With all the marriage plans, there is a sense of hope and dreams of a life together. Who you were changes and a different couple identity emerges and develops. Sometimes I prick up my ears when couples proudly say they never fight and that marriage won’t change them—we change all the time. It’s inevitable. An open message is a growth-reducing idea based on fear of change, especially when it comes to marriage.
It could be part of another misguided belief in having a healthy interdependence. Could the finances be involved? Have you spoken about how finance and money worked and modeled for both of you as children growing up in your respective homes?
“You will face challenges in your marriage. It’s important to get as much information as possible about where you both sit in relation to your life values.
Ask why he wants separate finances? Notice the tone, if you back off or pull away before asking these essential questions, this push and pull response pattern will continue between you. A real pity is the missed opportunity that brings this challenge to the fore.
Do you have different attachment styles or parenting around values and norms around money? It’s also worth looking at the other usual suspects like sex, gender assumptions when it comes to parenting, children, and styles of how you want to live and be as a couple in general.
You will face challenges in your marriage. It’s more than important to get as much helpful information as possible about where you both stand in terms of your life values. This is not a chilling message, the essence of intimacy is leaning into the murkier areas where we are uncomfortable.
Be specific – explain how it felt when you didn’t make the journey. Were you embarrassed, how did it trigger you? Ask yourself the same financial questions and consider this your test of financial worth before marriage. Didn’t stop at the joint account, have you talked about starting a family and/or how you envision it?
A major frustration that couples face in therapy is the unseen emotional labor involved in running a household. This is unpaid work, and their unrelenting nature can generate resentment in corrosive ways. If a family is an option, have an “expectations talk” about parenting and finances, and consider possible loss of income or unpaid maternity leave.

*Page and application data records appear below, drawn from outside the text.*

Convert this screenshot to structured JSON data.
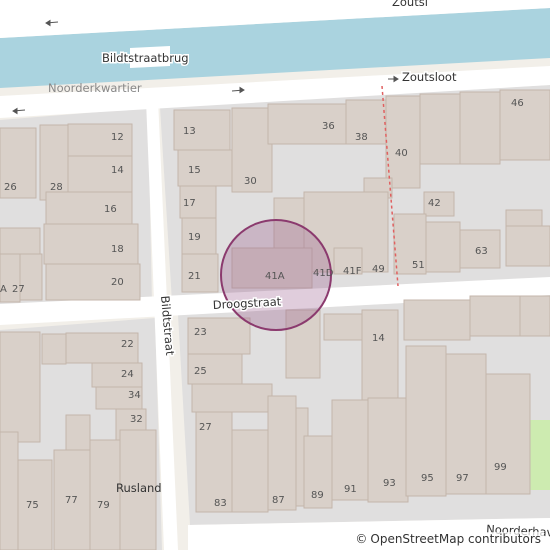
{
  "map": {
    "streets": {
      "bildtstraatbrug": "Bildtstraatbrug",
      "zoutsloot": "Zoutsloot",
      "droogstraat": "Droogstraat",
      "bildtstraat": "Bildtstraat",
      "noorderhaven": "Noorderhav",
      "zoutsloot_top": "Zoutsl"
    },
    "places": {
      "noorderkwartier": "Noorderkwartier",
      "rusland": "Rusland"
    },
    "house_numbers": [
      "12",
      "13",
      "14",
      "15",
      "16",
      "17",
      "18",
      "19",
      "20",
      "21",
      "22",
      "23",
      "24",
      "25",
      "26",
      "27",
      "28",
      "30",
      "32",
      "34",
      "36",
      "38",
      "40",
      "41A",
      "41D",
      "41F",
      "42",
      "46",
      "49",
      "51",
      "63",
      "75",
      "77",
      "79",
      "83",
      "87",
      "89",
      "91",
      "93",
      "95",
      "97",
      "99",
      "14",
      "27",
      "A"
    ],
    "marker": {
      "color": "#8b3a6e",
      "fill": "rgba(153,90,140,0.3)"
    },
    "colors": {
      "land": "#f2efe9",
      "building": "#d9d0c9",
      "building_stroke": "#c4b6ab",
      "residential": "#e0dfdf",
      "road": "#ffffff",
      "water": "#aad3df",
      "grass": "#cdebb0",
      "boundary": "#e06060"
    }
  },
  "attribution": {
    "copyright_symbol": "©",
    "text": "OpenStreetMap contributors"
  }
}
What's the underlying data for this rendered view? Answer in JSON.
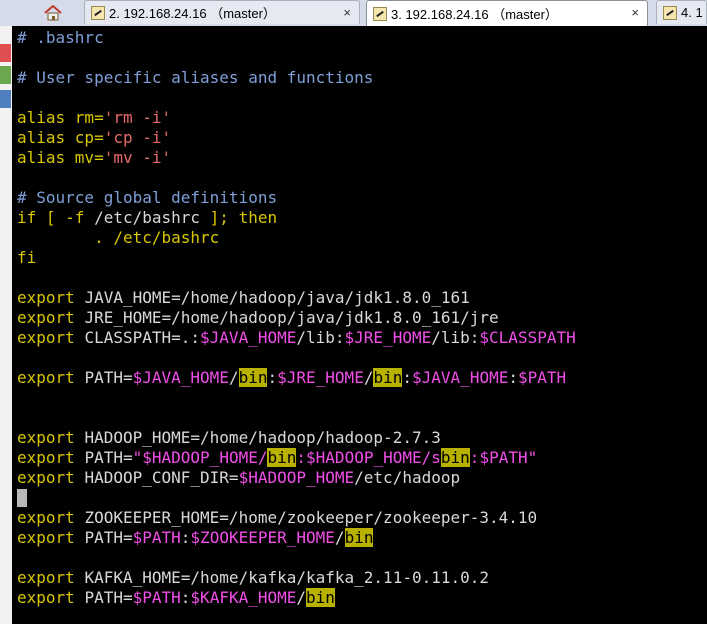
{
  "tabs": [
    {
      "label": "2.  192.168.24.16 （master）",
      "active": false
    },
    {
      "label": "3.  192.168.24.16 （master）",
      "active": true
    },
    {
      "label": "4. 1",
      "active": false
    }
  ],
  "close_glyph": "×",
  "terminal": {
    "lines": {
      "l1": "# .bashrc",
      "l3": "# User specific aliases and functions",
      "a1_kw": "alias ",
      "a1_name": "rm=",
      "a1_val": "'rm -i'",
      "a2_kw": "alias ",
      "a2_name": "cp=",
      "a2_val": "'cp -i'",
      "a3_kw": "alias ",
      "a3_name": "mv=",
      "a3_val": "'mv -i'",
      "c2": "# Source global definitions",
      "if_a": "if [ -f ",
      "if_b": "/etc/bashrc",
      "if_c": " ]; then",
      "src": "        . /etc/bashrc",
      "fi": "fi",
      "ex": "export ",
      "java_home": "JAVA_HOME=/home/hadoop/java/jdk1.8.0_161",
      "jre_home": "JRE_HOME=/home/hadoop/java/jdk1.8.0_161/jre",
      "cp_a": "CLASSPATH=.:",
      "cp_b": "$JAVA_HOME",
      "cp_c": "/lib:",
      "cp_d": "$JRE_HOME",
      "cp_e": "/lib:",
      "cp_f": "$CLASSPATH",
      "p1_a": "PATH=",
      "p1_b": "$JAVA_HOME",
      "p1_c": "/",
      "p1_d": "bin",
      "p1_e": ":",
      "p1_f": "$JRE_HOME",
      "p1_g": "/",
      "p1_h": "bin",
      "p1_i": ":",
      "p1_j": "$JAVA_HOME",
      "p1_k": ":",
      "p1_l": "$PATH",
      "hadoop_home": "HADOOP_HOME=/home/hadoop/hadoop-2.7.3",
      "p2_a": "PATH=",
      "p2_b": "\"",
      "p2_c": "$HADOOP_HOME",
      "p2_d": "/",
      "p2_e": "bin",
      "p2_f": ":",
      "p2_g": "$HADOOP_HOME",
      "p2_h": "/s",
      "p2_i": "bin",
      "p2_j": ":",
      "p2_k": "$PATH",
      "p2_l": "\"",
      "hc_a": "HADOOP_CONF_DIR=",
      "hc_b": "$HADOOP_HOME",
      "hc_c": "/etc/hadoop",
      "zk_home": "ZOOKEEPER_HOME=/home/zookeeper/zookeeper-3.4.10",
      "p3_a": "PATH=",
      "p3_b": "$PATH",
      "p3_c": ":",
      "p3_d": "$ZOOKEEPER_HOME",
      "p3_e": "/",
      "p3_f": "bin",
      "kf_home": "KAFKA_HOME=/home/kafka/kafka_2.11-0.11.0.2",
      "p4_a": "PATH=",
      "p4_b": "$PATH",
      "p4_c": ":",
      "p4_d": "$KAFKA_HOME",
      "p4_e": "/",
      "p4_f": "bin"
    }
  },
  "colors": {
    "comment": "#7f9fd8",
    "keyword": "#d8c600",
    "text": "#d8d8d8",
    "variable": "#f14ee8",
    "highlight": "#b8b100",
    "background": "#000000"
  }
}
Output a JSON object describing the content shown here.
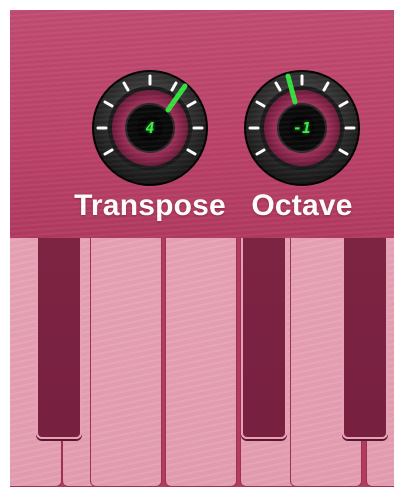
{
  "colors": {
    "panel": "#bb4269",
    "white_key": "#e59eb2",
    "black_key": "#7a2242",
    "display_text": "#3cf04a",
    "indicator": "#35e03e"
  },
  "knobs": [
    {
      "label": "Transpose",
      "value": "4",
      "icon": "rotary-knob-icon"
    },
    {
      "label": "Octave",
      "value": "-1",
      "icon": "rotary-knob-icon"
    }
  ],
  "keyboard": {
    "white_keys": 6,
    "black_keys": 3
  }
}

These are psychodynamic conversations where the past influences how you can meet as a couple now. You don’t have to do this on your own if the conversations keep ending before they start — enlisting the support of a couples therapist can help. Rather than ringing alarm bells, I would see this as a healthy marriage audit to future-proof important issues and see what is and isn’t negotiable.
If you ask, “Is he controlling me with money?” I don’t know – what I do know is that it’s not working for you and how you want to live in the future. Research on a happy marriage isn’t about whether it’s fair. In fact, almost the opposite is true — a man’s ability to be influenced by his woman correlates with a happier marriage.
This is not to be taken from the context in which it is meant, but the ability to be psychologically open and flexible is a good indicator of marital satisfaction. Possibly because women are already conditioned to be more agreeable or people-friendly. Thank you for writing to us. I hope that some of these questions will prompt some reflective thoughts that you can explore together.
Allison regrets that she cannot correspond. If you have a question you would like raised in this column, send an email email@example.com
https://www.independent.ie/life/health-wellbeing/health-features/ask-allison-my-fiance-earns-four-times-my-salary-but-insists-we-split-everything-5050-should-i-marry-him-41956964.html Ask Allison: My fiancé makes four times my salary but insists we split everything 50/50. should i marry him